Kian led a lobbying meeting last October with a representative of the House Homeland Security committee on behalf of GreenZone’s secure communications products. But, as the AP previously reported , the session veered into a lobbying pitch for Flynn Intel, according to a U.S. official with knowledge of the meeting. Kian and others involved pressed for congressional hearings to investigate Gulen but the request went nowhere, the official said. Kian never identified who he was working for, the official said.
Kian also recruited a freelance editor, Hank Cox, to fine-tune an opinion article in early November. The op-ed, praising Turkey’s government as America’s “strongest ally” against terrorism and pressing for Gulen’s extradition, listed no author, Cox said. After he edited the article, Cox said, he sent it back, listing Kian as the writer.
“I assumed since Bijan was the one who hired me, that he had written it,” said Cox.
Days later, Cox was baffled when he learned the op-ed had appeared under Flynn’s name.
“I was only vaguely aware of General Flynn at the time but I had no idea I was working for him or his company,” Cox said.
Flynn’s firm told the Justice Department that Flynn, Kian and Cox drafted the op-ed based on the firm’s research for Inovo. The firm said neither Inovo BV nor the Turkish government wrote or directed the op-ed, but Flynn Intel acknowledged it shared a draft with Inovo in advance of publication.
Flynn’s op-ed, published in The Hill newspaper on election day, drew scrutiny from the Justice Department’s foreign agent unit. Pressure from those officials forced Flynn and Kian to file as foreign agents and led in part to the federal investigation now targeting Flynn.
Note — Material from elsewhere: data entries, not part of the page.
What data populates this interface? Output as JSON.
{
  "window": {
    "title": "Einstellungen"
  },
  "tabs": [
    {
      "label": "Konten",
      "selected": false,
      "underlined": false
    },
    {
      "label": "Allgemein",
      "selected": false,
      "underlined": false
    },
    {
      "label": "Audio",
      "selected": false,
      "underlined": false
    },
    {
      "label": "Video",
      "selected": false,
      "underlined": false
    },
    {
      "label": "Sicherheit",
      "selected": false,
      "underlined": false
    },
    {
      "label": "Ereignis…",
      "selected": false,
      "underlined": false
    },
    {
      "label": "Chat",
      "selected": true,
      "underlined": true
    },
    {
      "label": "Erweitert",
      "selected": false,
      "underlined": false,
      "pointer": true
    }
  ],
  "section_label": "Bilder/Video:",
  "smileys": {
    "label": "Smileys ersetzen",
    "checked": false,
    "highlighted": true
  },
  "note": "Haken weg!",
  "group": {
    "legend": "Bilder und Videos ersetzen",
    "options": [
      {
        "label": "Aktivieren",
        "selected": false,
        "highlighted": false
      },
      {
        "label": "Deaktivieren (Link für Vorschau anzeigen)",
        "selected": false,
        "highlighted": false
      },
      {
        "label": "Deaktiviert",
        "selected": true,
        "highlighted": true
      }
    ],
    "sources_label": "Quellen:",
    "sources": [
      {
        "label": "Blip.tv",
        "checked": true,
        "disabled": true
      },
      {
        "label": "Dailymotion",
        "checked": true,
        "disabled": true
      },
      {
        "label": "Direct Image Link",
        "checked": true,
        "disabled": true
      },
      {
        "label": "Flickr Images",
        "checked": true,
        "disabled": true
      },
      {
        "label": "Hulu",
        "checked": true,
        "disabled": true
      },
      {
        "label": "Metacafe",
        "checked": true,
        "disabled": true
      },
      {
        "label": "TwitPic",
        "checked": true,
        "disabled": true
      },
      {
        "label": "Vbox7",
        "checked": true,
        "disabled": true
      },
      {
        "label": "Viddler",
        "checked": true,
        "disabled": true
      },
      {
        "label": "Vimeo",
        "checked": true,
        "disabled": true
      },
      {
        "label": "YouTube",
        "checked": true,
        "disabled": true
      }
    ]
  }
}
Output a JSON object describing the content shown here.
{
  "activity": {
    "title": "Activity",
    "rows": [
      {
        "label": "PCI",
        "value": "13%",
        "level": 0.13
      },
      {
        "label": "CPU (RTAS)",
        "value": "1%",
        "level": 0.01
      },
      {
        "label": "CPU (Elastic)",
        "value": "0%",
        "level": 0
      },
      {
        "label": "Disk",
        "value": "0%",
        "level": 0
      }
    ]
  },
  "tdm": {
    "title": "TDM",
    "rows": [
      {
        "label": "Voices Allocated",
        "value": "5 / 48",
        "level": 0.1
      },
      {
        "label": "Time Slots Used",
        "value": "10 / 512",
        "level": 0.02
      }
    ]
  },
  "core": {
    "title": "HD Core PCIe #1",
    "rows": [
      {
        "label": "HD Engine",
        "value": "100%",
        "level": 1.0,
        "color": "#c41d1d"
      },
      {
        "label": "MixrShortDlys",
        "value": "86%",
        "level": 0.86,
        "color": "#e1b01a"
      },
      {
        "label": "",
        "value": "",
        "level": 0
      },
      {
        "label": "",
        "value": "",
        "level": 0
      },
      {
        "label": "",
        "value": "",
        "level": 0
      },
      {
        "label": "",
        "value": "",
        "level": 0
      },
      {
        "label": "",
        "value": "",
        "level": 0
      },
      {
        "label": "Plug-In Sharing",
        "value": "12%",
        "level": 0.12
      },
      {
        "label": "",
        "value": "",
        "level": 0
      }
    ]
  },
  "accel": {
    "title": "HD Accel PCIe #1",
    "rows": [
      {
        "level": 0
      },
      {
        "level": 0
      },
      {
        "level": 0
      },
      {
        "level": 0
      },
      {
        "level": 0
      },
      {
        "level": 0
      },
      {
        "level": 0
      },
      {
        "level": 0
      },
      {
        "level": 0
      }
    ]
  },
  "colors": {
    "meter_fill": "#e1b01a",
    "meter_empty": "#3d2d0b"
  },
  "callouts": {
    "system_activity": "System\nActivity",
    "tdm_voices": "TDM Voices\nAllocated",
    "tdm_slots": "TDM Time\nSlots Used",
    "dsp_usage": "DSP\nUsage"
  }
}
Associated Press writer Julie Pace contributed to this report.